■ Records for processing

· · ·

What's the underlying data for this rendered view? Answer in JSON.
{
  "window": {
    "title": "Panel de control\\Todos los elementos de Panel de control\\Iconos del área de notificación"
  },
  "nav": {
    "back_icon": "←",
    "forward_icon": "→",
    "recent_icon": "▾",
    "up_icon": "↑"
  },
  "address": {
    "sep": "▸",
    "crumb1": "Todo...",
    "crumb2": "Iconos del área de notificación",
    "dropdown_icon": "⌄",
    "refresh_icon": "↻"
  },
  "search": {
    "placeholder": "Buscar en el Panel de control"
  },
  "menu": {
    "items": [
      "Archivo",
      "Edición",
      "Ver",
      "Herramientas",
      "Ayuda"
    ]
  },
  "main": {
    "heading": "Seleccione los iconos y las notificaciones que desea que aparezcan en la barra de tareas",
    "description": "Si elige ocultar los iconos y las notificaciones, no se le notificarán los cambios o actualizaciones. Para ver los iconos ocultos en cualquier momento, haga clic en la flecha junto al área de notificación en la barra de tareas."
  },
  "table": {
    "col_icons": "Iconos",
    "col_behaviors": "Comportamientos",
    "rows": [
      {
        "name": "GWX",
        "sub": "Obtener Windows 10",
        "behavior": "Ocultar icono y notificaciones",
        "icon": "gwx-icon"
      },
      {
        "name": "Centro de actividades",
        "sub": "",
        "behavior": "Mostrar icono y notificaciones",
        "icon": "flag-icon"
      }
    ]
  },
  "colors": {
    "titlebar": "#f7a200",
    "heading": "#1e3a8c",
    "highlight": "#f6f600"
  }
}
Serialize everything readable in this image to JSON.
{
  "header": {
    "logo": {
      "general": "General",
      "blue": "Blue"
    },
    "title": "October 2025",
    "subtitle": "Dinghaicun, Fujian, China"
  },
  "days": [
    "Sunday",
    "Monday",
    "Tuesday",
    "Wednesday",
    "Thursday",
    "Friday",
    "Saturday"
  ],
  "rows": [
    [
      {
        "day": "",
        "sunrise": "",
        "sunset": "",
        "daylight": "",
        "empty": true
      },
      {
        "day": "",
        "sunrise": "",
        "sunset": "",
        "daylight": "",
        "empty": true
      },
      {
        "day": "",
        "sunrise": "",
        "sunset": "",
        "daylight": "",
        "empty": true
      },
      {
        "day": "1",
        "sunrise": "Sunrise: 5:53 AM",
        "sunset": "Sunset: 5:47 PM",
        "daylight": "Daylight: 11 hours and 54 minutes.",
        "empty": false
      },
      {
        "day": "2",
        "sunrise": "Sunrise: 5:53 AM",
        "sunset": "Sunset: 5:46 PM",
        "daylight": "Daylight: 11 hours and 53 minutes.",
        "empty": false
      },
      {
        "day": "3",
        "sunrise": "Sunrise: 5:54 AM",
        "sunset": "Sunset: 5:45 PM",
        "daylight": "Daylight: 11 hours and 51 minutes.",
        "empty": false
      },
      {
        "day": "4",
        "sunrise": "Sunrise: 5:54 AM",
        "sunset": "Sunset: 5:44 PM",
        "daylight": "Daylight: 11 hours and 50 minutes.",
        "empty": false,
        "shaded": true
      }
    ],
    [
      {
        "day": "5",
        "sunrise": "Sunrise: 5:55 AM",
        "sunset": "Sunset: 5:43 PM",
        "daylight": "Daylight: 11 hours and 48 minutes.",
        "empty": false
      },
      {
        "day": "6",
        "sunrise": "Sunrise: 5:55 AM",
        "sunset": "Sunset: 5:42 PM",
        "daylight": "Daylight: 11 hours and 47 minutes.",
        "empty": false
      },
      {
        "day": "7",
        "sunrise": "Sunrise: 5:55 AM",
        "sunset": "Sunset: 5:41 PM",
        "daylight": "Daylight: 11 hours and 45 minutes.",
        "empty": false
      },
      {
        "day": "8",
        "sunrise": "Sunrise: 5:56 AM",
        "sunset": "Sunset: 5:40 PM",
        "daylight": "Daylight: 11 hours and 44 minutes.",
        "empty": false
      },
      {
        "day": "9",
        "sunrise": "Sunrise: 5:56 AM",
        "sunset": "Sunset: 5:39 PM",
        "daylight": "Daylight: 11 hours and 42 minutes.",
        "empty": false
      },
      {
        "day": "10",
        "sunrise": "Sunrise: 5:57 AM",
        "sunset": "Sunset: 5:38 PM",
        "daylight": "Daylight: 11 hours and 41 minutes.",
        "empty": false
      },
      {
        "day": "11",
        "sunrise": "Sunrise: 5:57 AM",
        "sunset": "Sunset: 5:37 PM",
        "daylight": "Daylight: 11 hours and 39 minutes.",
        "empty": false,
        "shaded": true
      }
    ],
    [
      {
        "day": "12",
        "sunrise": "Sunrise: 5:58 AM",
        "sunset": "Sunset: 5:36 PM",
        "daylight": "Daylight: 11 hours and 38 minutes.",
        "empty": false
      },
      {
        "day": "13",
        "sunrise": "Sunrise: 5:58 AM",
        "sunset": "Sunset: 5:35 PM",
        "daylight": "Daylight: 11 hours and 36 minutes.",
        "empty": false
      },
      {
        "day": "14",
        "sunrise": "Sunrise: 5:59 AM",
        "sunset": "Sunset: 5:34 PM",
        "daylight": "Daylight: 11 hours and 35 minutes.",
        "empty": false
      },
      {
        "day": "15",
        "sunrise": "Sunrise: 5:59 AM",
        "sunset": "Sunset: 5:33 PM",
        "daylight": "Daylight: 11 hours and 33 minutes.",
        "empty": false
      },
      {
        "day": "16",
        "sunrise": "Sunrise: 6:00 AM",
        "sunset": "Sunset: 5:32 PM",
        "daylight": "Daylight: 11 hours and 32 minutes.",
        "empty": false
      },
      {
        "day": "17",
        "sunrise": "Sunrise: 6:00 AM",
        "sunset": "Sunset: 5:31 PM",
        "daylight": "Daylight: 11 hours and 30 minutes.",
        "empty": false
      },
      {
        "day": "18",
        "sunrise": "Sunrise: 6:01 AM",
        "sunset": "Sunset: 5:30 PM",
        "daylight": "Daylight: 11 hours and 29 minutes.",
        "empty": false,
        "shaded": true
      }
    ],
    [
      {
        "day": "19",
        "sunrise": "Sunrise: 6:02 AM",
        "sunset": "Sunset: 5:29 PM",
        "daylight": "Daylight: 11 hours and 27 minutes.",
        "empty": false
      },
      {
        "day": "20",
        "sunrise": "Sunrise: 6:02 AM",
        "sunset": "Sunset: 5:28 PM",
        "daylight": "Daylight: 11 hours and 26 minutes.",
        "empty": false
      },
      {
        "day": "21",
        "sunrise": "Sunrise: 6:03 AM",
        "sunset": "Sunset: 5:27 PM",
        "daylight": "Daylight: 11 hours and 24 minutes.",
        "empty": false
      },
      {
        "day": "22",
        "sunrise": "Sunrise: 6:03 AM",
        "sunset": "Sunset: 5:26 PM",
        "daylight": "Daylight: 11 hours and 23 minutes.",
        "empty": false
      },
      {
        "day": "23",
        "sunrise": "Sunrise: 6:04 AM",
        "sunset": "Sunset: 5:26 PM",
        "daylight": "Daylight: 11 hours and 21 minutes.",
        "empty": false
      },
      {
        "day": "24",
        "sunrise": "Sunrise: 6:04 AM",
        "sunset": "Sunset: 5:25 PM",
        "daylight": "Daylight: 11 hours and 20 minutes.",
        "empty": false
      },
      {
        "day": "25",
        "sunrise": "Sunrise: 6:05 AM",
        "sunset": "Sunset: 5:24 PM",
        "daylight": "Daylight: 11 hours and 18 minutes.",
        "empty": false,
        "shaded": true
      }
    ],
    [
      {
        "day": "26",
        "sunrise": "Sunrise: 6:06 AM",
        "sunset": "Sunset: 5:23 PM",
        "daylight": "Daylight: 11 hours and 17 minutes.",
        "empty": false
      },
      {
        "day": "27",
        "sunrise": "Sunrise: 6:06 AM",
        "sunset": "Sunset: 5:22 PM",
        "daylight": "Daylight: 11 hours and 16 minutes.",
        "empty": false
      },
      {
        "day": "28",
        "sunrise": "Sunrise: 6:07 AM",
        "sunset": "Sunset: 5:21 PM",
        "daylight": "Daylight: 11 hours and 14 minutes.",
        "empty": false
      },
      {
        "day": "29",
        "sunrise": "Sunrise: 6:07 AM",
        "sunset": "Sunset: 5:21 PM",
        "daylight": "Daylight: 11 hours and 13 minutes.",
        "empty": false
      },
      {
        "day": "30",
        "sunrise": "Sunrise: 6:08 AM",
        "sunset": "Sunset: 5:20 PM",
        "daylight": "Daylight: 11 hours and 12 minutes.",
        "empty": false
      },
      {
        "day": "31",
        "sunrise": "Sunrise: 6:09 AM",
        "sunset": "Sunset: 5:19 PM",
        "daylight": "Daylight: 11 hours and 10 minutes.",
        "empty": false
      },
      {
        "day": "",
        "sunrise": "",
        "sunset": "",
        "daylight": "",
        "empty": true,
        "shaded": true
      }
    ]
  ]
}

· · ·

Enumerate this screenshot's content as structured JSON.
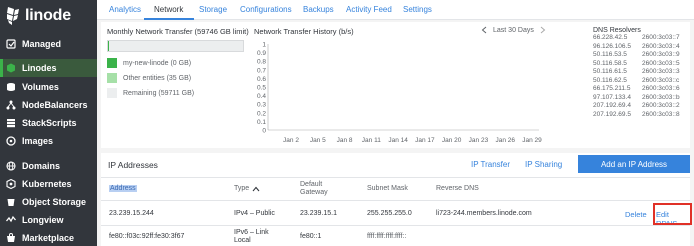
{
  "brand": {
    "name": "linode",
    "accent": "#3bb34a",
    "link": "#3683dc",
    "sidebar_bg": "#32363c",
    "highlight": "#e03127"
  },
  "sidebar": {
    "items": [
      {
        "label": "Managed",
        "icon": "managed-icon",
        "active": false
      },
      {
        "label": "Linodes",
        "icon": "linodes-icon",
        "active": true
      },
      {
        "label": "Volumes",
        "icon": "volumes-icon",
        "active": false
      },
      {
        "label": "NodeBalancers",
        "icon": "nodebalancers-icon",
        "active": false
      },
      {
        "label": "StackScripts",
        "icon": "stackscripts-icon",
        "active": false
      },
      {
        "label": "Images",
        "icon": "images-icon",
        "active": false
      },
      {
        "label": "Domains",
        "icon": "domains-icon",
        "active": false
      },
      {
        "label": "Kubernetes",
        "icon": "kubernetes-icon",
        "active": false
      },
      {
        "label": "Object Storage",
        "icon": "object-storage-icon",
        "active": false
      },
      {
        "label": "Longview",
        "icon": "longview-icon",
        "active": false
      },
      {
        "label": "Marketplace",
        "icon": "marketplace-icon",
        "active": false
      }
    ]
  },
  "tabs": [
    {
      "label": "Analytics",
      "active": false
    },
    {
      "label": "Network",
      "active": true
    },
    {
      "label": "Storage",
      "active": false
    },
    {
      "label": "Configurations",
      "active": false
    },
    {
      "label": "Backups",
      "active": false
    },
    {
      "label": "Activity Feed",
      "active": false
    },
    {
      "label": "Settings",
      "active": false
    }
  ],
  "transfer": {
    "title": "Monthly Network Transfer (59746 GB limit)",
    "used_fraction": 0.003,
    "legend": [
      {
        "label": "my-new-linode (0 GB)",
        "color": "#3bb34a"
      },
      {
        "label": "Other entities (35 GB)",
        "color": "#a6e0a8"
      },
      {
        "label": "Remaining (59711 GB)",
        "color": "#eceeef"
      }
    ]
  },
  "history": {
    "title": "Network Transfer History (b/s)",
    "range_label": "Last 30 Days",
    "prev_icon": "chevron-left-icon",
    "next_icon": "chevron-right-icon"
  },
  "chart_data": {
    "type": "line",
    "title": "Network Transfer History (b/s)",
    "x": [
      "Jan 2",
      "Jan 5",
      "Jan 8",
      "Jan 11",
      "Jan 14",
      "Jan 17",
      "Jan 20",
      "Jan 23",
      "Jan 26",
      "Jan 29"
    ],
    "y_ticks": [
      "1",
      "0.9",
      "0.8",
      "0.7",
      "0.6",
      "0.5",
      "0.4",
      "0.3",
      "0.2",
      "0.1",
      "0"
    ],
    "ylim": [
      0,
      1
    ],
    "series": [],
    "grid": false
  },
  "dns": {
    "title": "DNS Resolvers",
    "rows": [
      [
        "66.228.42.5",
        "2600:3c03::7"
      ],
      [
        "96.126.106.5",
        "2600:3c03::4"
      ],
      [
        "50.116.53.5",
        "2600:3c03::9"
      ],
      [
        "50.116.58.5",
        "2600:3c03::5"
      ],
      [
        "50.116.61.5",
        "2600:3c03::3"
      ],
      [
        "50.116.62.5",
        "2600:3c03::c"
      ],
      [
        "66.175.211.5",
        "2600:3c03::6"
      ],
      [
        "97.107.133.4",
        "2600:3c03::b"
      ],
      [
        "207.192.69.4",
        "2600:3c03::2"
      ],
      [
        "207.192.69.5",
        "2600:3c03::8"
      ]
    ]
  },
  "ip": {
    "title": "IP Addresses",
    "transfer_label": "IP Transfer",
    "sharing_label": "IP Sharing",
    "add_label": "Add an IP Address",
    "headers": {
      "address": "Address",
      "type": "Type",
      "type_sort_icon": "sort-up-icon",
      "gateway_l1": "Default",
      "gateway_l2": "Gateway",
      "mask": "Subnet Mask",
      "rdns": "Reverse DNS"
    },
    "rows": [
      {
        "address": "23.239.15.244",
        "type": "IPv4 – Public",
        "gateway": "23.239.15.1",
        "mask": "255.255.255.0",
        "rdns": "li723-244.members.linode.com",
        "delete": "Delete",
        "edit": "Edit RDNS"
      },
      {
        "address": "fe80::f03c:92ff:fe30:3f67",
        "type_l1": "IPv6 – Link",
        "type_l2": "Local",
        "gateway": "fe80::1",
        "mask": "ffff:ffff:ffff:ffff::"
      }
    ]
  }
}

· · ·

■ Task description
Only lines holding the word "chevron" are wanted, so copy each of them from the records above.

■ Written response
    "prev_icon": "chevron-left-icon",
    "next_icon": "chevron-right-icon"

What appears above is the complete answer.